• [TASK DIRECTIONS] The entries are to be reproduced verbatim, with all pictures omitted.

• [DATASET RECORDS]

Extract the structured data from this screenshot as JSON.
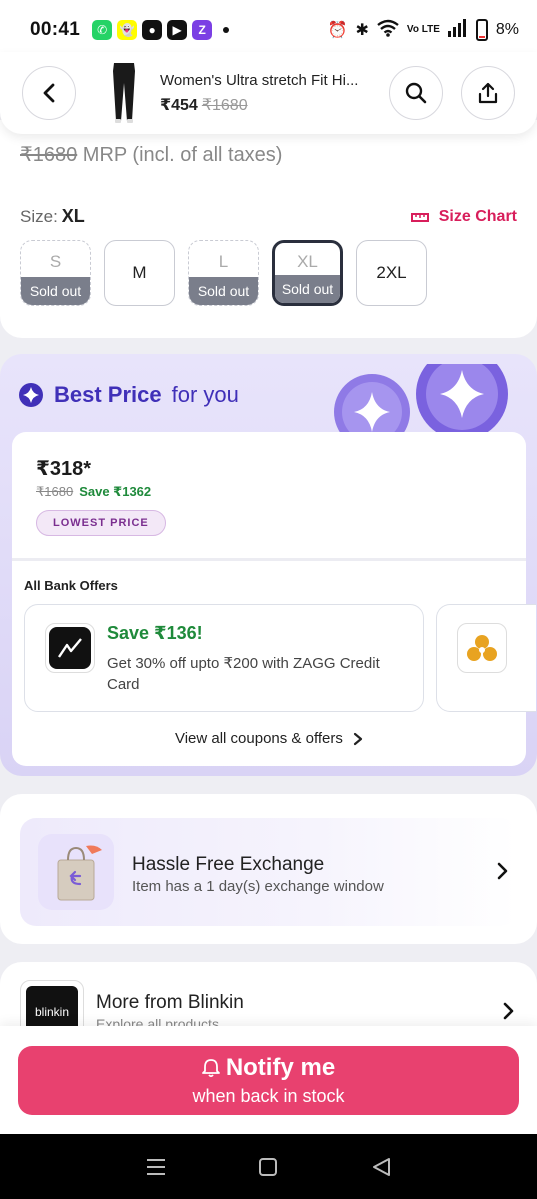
{
  "status_bar": {
    "time": "00:41",
    "battery": "8%",
    "network": "Vo LTE"
  },
  "header": {
    "title": "Women's Ultra stretch Fit Hi...",
    "price": "₹454",
    "mrp": "₹1680"
  },
  "product": {
    "mrp_value": "₹1680",
    "mrp_suffix": "MRP (incl. of all taxes)"
  },
  "size": {
    "label": "Size:",
    "selected": "XL",
    "chart_label": "Size Chart",
    "options": [
      {
        "name": "S",
        "status": "Sold out"
      },
      {
        "name": "M",
        "status": ""
      },
      {
        "name": "L",
        "status": "Sold out"
      },
      {
        "name": "XL",
        "status": "Sold out"
      },
      {
        "name": "2XL",
        "status": ""
      }
    ]
  },
  "best_price": {
    "title_bold": "Best Price",
    "title_light": "for you",
    "price": "₹318*",
    "mrp": "₹1680",
    "save": "Save ₹1362",
    "badge": "LOWEST PRICE",
    "bank_offers_label": "All Bank Offers",
    "offer": {
      "save": "Save ₹136!",
      "description": "Get 30% off upto  ₹200 with ZAGG Credit Card"
    },
    "view_all": "View all coupons & offers"
  },
  "exchange": {
    "title": "Hassle Free Exchange",
    "subtitle": "Item has a 1 day(s) exchange window"
  },
  "more_from": {
    "title": "More from Blinkin",
    "subtitle": "Explore all products",
    "logo_text": "blinkin"
  },
  "notify": {
    "title": "Notify me",
    "subtitle": "when back in stock"
  },
  "colors": {
    "accent_pink": "#e8416f",
    "brand_purple": "#4030b8",
    "save_green": "#1f8a3b",
    "size_chart_red": "#d81e5b"
  }
}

• [RESULT OF THE EXERCISE]
Extract the structured data from this screenshot as JSON.
{
  "status_bar": {
    "time": "00:41",
    "battery": "8%",
    "network": "Vo LTE"
  },
  "header": {
    "title": "Women's Ultra stretch Fit Hi...",
    "price": "₹454",
    "mrp": "₹1680"
  },
  "product": {
    "mrp_value": "₹1680",
    "mrp_suffix": "MRP (incl. of all taxes)"
  },
  "size": {
    "label": "Size:",
    "selected": "XL",
    "chart_label": "Size Chart",
    "options": [
      {
        "name": "S",
        "status": "Sold out"
      },
      {
        "name": "M",
        "status": ""
      },
      {
        "name": "L",
        "status": "Sold out"
      },
      {
        "name": "XL",
        "status": "Sold out"
      },
      {
        "name": "2XL",
        "status": ""
      }
    ]
  },
  "best_price": {
    "title_bold": "Best Price",
    "title_light": "for you",
    "price": "₹318*",
    "mrp": "₹1680",
    "save": "Save ₹1362",
    "badge": "LOWEST PRICE",
    "bank_offers_label": "All Bank Offers",
    "offer": {
      "save": "Save ₹136!",
      "description": "Get 30% off upto  ₹200 with ZAGG Credit Card"
    },
    "view_all": "View all coupons & offers"
  },
  "exchange": {
    "title": "Hassle Free Exchange",
    "subtitle": "Item has a 1 day(s) exchange window"
  },
  "more_from": {
    "title": "More from Blinkin",
    "subtitle": "Explore all products",
    "logo_text": "blinkin"
  },
  "notify": {
    "title": "Notify me",
    "subtitle": "when back in stock"
  },
  "colors": {
    "accent_pink": "#e8416f",
    "brand_purple": "#4030b8",
    "save_green": "#1f8a3b",
    "size_chart_red": "#d81e5b"
  }
}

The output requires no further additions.